As the BBC noted, the piano was targeted as the primary symbol of the corrupt West. "During the Cultural Revolution four decades ago, the piano was seen as the most dangerous of all Western instruments. It was once described as being akin to a coffin, a black box in which the notes rattled around like the bones of the bourgeoisie."
World-renowned pianist Liu Shih Kun was subjected to struggle sessions. "Because of his travels abroad, because he had shaken hands with Soviet President Nikita Khrushchev, because he played Bach, Beethoven and Mozart, he was labelled a 'counter-revolutionary revisionist[.]' ... He was made to clean the toilets at the Central Conservatory of Music and forced to serve six years in Beijing's Taicheng prison, just about managing to keep his strength up by augmenting his daily two bowls of brine with worms culled from rotting vegetables." (Emphasis added)
There's a hidden implication here: why is it that all around the world, musicians from other cultures strive to learn this tradition, this "western" music? Why did Japanese koto orchestras make so many recordings of J.S. Bach in the 1970s? Why does modern China lead the world in the construction of new pipe organs? Why does a Chinese maestro and piano virtuoso have to suffer for playing Mendelssohn or Mozart? Why would one want to smash lovely instruments like violins and pianos? I would aver that the reason has nothing to do with colonialism or imperialism or "whiteness" or "patriarchy", and everything to do with the music itself, and with that mathematical "adjustment" that made modern western music possible, beginning with the Renaissance, but actually an "adjustment" stretching back to Plato and the Pythagoreans and even to Sumer. That adjustment made this music - from Palestrina to the Beatles - possible. And the key - not to coin a pun - was that "adjustment" to the natural harmonic series, a universal physical phenomenon, that allowed composers to modulate (change keys or tonal centers) during a piece of music. Music was no longer limited, or in a better word, "stuck" in one key. It's that universal phenomenon of the harmonic series, perfected as it were by another universal phenomenon, human reason and the mathematics of proportions, that in my opinion accounts for the universal quality of this musical tradition and its appeal across so many cultures.
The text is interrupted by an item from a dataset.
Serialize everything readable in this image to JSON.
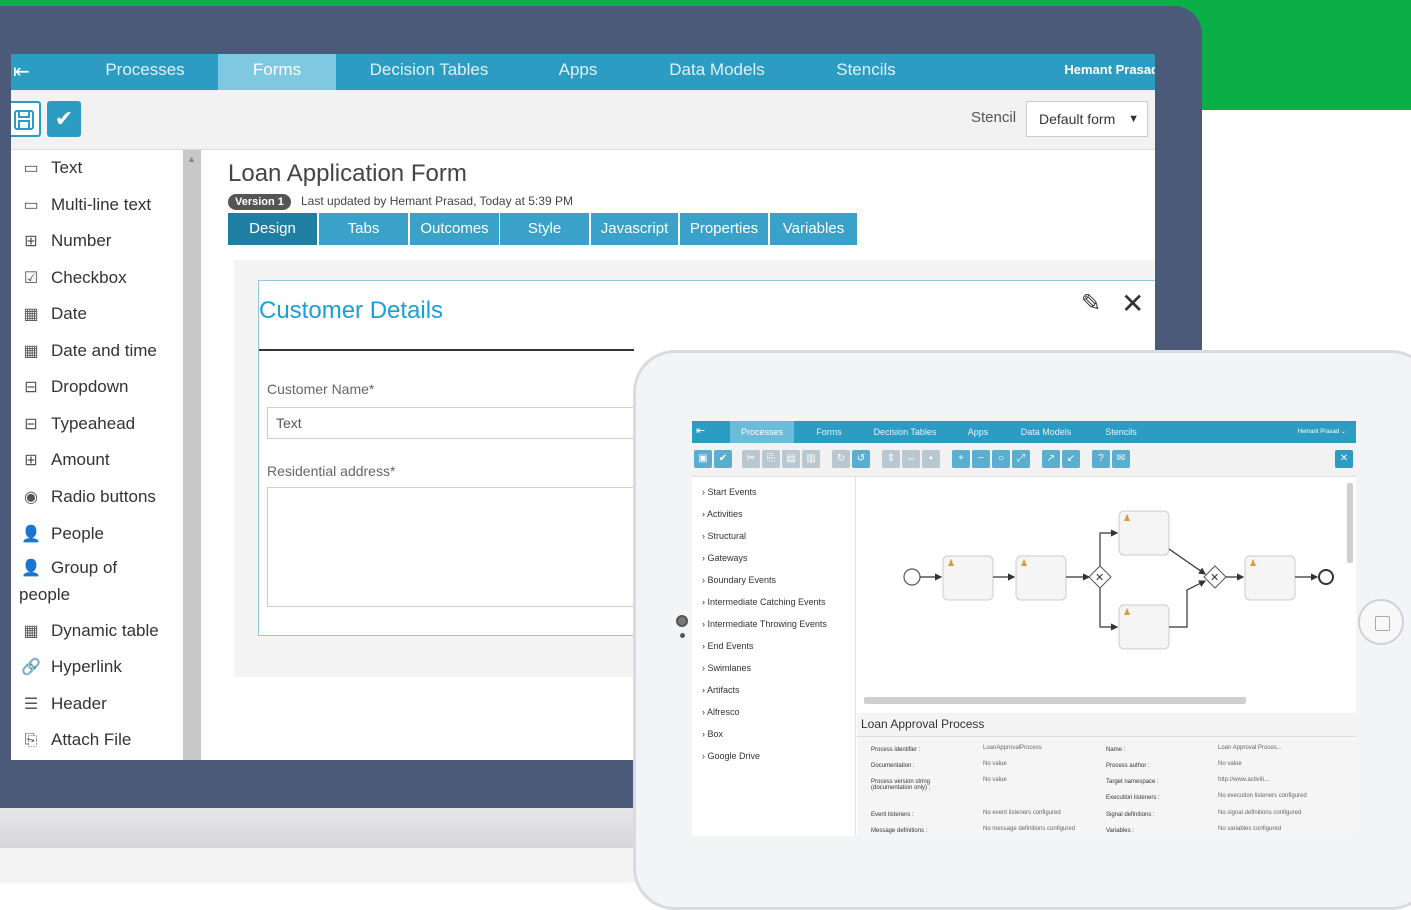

There is, so to speak, a cosmology behind it. There is a sublime beauty and transcendence to it that Japanese, Chinese, Siamese, Indians, Blacks, men, women, old and young have recognized in it. Only the modernist "uglifiers" of "woke" "culture" seem incapable of doing so. Not a surprise, since they are bereft of the very reason that made that musical tradition and its underlying cosmology possible.
It's that cosmology that is the real target here, whether of Mao's revolutionaries or Oxford's musicological junta, because that cosmology has nothing to do with race, maleness, or better put, fetid Marxist cultural dogmas, critical race theory, the glossolalia babbling of the Frankfurt school, or anything remotely related to them.
And that's why, I suspect, that the ultimate target here is J.S. Bach himself, for in his train one will encounter other masters of that musical cosmology, Haendel, Vivaldi, Monteverdi, Rameau, Couperin, Buxtehude, the Chevalier de St. Georges (look him up if you really want to be "woke"), and on and on we could go...
The real target isn't whiteness or colonialism or maleness or anything like that. The real target is that Logos and ratio one so clearly hears and experiences in that music.
See you on the flip side...